* _EXERCISE_
Where in the data below does the word "down" appear? Copy every line that has it.
GIVEN RECORDS Start Marker
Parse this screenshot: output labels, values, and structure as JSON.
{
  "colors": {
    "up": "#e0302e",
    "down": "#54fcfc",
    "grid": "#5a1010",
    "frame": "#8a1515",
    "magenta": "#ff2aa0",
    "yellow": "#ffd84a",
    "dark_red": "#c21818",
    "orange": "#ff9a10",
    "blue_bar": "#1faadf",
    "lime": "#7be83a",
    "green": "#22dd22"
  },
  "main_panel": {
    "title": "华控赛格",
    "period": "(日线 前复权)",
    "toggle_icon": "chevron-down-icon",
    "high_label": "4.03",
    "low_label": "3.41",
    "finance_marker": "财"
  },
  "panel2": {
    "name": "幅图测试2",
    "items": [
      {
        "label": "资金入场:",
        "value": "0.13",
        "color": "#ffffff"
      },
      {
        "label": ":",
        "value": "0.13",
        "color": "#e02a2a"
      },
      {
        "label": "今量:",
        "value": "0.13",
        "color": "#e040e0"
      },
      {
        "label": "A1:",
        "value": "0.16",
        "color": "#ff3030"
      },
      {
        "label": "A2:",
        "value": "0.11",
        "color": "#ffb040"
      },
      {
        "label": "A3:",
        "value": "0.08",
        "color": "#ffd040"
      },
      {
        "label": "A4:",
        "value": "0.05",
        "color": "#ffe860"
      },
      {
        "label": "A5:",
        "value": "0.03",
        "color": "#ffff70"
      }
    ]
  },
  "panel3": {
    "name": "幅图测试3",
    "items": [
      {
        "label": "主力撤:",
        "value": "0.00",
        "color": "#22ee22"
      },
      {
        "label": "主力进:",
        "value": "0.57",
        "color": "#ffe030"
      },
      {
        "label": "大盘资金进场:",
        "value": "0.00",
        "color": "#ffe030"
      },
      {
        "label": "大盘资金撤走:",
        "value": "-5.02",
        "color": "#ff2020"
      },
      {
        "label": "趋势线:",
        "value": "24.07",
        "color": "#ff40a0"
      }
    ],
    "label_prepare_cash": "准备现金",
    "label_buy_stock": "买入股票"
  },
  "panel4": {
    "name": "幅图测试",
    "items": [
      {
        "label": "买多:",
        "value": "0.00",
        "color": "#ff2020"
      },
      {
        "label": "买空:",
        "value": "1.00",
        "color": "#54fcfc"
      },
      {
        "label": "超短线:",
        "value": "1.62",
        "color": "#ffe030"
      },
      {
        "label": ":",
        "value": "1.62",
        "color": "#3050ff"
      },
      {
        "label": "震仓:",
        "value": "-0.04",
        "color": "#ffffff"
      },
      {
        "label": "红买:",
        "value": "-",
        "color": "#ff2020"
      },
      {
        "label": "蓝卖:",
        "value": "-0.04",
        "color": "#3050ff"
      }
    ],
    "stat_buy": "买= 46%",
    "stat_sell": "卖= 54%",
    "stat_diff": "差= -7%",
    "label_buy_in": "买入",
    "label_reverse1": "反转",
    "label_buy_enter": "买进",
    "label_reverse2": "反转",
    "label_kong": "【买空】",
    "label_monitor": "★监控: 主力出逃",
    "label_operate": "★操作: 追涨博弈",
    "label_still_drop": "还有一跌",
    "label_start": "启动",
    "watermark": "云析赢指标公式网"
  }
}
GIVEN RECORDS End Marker
* _RESPONSE AREA_
    "down": "#54fcfc",
    "toggle_icon": "chevron-down-icon",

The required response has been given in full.